Go through the records and copy each line where the word "down" occurs.

....

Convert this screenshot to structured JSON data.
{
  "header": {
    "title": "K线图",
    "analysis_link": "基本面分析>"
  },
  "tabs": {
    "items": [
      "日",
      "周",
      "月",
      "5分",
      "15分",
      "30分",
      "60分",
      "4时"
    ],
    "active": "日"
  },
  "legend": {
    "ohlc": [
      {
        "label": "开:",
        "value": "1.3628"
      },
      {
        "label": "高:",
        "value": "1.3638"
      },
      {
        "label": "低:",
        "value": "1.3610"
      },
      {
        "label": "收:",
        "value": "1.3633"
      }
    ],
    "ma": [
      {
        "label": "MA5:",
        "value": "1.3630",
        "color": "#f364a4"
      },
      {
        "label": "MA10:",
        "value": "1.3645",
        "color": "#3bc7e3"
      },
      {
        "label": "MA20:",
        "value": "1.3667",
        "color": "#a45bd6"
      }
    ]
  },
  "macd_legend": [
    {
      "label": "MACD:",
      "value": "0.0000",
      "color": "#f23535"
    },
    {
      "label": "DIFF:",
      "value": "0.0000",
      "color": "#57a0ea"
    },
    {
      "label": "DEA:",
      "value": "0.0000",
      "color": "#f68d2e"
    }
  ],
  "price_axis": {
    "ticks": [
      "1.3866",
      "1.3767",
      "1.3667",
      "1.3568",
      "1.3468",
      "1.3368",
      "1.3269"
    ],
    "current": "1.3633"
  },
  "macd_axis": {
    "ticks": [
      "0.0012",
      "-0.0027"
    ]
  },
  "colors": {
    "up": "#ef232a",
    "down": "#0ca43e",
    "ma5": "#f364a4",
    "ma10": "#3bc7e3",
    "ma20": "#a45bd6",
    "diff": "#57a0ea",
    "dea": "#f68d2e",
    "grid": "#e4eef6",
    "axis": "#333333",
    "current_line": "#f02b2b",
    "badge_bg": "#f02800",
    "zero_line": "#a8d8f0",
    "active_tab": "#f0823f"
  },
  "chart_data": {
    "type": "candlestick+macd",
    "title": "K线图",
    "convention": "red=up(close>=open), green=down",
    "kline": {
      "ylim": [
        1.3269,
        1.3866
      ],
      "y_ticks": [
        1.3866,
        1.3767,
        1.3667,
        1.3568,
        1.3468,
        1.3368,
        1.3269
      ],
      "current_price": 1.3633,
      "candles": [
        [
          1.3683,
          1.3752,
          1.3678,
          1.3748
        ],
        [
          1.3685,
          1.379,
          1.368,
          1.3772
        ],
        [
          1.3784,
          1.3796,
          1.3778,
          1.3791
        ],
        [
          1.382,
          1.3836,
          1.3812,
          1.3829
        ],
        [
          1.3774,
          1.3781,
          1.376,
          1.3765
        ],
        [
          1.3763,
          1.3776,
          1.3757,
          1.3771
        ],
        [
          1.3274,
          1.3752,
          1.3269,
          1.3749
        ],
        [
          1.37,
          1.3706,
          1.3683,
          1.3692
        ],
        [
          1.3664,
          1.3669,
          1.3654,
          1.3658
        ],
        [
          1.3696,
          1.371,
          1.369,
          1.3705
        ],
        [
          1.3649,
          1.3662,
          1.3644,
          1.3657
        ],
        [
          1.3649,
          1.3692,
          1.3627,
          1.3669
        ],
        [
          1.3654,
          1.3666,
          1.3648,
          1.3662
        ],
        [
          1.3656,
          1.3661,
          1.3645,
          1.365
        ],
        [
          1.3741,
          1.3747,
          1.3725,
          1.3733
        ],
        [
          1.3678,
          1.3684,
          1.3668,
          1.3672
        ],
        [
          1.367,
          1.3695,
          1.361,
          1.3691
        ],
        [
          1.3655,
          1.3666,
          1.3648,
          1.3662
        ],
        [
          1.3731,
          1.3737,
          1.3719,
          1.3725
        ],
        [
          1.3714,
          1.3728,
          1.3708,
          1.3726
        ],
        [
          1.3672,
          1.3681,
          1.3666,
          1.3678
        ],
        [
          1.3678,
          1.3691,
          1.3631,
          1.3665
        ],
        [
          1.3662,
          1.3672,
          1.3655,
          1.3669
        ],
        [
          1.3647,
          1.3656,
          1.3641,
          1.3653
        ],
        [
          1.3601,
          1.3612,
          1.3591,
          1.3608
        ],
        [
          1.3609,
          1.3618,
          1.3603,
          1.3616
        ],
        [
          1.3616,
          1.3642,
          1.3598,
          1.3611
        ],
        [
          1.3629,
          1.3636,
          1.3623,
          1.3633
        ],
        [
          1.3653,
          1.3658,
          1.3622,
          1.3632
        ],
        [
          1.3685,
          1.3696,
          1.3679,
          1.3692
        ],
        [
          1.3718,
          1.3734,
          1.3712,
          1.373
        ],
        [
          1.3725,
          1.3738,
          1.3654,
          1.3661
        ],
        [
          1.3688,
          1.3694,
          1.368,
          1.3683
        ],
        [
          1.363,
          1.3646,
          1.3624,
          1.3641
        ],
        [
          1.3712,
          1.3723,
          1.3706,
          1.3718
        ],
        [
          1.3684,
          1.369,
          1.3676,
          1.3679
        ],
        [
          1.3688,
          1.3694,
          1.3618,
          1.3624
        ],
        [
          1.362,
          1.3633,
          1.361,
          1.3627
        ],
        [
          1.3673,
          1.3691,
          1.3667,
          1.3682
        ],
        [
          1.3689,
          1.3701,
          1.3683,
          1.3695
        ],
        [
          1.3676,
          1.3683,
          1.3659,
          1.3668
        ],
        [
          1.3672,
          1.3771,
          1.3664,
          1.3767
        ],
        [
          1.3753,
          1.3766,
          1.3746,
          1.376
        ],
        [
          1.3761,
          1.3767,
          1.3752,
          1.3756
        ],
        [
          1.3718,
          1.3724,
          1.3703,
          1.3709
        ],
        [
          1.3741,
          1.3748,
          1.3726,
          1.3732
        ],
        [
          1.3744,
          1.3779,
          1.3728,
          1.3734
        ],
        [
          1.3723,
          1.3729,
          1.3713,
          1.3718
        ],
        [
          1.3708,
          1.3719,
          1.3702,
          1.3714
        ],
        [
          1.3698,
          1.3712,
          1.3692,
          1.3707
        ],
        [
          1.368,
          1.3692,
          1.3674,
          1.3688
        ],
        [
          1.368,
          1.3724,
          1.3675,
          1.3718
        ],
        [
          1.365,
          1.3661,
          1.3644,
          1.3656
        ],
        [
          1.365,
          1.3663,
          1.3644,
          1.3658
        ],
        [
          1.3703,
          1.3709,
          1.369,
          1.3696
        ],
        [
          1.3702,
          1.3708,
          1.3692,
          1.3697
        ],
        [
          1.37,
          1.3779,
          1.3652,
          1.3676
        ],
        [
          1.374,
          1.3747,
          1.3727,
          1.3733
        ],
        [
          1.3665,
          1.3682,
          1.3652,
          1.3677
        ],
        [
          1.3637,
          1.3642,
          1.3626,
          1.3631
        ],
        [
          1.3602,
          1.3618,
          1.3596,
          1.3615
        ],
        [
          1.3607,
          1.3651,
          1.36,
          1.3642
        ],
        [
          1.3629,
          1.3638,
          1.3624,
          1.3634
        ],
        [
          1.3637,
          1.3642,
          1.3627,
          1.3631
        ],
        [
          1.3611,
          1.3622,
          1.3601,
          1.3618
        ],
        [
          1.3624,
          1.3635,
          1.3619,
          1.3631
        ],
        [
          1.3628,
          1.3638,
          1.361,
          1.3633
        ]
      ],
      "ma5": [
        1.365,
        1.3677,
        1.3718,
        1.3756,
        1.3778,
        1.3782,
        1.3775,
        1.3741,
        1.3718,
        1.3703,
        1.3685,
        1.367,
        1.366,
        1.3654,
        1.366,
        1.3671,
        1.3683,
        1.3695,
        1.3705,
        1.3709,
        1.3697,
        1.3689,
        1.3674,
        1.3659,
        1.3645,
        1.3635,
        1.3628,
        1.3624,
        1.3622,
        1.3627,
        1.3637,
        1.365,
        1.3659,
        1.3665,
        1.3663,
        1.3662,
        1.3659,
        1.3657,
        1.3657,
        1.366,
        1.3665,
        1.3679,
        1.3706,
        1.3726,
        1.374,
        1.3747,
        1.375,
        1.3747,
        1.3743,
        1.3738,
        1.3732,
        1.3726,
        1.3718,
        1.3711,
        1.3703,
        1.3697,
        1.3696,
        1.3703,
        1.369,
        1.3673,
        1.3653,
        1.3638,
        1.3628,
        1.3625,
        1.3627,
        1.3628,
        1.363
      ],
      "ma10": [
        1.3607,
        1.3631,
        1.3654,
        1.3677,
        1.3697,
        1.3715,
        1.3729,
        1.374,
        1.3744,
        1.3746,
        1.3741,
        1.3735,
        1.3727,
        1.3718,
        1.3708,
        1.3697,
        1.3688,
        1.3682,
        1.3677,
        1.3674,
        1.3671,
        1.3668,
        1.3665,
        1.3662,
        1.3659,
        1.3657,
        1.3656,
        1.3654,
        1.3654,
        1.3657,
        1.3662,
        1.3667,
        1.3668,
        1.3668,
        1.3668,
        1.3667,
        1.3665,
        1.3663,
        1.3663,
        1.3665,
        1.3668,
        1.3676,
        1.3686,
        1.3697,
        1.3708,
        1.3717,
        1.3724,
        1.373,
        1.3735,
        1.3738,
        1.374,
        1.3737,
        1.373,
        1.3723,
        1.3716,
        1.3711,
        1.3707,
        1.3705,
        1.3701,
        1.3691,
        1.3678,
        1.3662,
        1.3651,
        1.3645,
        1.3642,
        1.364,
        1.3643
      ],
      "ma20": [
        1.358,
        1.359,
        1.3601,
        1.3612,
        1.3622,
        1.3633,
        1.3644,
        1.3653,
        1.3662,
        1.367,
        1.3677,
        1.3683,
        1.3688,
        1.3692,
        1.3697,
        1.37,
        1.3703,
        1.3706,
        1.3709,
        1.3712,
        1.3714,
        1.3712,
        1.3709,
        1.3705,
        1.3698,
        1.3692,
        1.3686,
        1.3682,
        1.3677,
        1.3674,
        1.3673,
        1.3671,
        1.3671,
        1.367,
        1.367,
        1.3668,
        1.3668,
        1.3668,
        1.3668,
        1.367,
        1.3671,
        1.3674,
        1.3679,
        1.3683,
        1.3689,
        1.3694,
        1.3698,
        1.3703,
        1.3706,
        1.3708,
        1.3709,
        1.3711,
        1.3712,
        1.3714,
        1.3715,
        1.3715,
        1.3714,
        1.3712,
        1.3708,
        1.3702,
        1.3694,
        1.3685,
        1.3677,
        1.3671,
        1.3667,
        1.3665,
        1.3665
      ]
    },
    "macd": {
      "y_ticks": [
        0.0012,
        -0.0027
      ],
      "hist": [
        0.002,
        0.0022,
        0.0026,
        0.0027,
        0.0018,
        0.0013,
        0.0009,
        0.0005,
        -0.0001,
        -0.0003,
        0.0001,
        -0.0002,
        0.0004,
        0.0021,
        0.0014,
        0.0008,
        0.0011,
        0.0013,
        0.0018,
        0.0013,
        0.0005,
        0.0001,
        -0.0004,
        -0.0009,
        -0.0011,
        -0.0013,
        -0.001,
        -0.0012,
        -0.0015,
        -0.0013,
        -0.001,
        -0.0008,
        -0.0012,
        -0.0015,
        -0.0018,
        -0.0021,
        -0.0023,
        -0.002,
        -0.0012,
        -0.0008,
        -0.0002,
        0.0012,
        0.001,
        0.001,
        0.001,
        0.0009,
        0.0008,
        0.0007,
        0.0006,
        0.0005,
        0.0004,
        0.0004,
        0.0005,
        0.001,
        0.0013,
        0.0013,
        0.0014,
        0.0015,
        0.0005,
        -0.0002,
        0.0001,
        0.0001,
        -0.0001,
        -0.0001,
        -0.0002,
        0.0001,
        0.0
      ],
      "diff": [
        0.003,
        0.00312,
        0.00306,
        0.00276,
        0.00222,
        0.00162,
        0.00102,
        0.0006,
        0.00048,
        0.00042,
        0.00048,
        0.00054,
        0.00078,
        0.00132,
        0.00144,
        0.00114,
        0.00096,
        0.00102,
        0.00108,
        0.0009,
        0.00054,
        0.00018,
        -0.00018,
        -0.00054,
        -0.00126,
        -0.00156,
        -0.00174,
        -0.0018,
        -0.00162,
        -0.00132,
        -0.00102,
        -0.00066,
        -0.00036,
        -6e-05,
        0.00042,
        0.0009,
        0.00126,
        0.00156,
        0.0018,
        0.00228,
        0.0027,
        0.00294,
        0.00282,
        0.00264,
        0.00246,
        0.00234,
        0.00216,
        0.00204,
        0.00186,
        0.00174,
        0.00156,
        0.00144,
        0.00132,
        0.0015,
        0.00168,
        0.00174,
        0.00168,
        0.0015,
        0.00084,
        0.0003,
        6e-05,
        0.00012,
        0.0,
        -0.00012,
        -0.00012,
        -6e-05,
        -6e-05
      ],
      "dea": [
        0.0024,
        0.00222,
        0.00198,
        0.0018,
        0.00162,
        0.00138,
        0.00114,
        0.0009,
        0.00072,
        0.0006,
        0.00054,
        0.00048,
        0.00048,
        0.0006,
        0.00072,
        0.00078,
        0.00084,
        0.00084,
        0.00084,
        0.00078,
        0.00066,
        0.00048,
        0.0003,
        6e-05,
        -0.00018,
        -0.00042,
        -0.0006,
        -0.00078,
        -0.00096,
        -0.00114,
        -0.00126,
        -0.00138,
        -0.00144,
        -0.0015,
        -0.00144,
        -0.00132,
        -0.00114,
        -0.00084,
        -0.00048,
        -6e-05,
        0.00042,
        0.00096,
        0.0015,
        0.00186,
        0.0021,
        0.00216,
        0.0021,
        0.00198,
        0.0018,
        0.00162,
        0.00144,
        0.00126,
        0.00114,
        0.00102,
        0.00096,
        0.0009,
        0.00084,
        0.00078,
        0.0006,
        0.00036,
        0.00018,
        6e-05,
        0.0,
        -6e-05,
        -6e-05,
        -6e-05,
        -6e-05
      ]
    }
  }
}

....

> [Exercise response]:
    "down": "#0ca43e",
    "convention": "red=up(close>=open), green=down",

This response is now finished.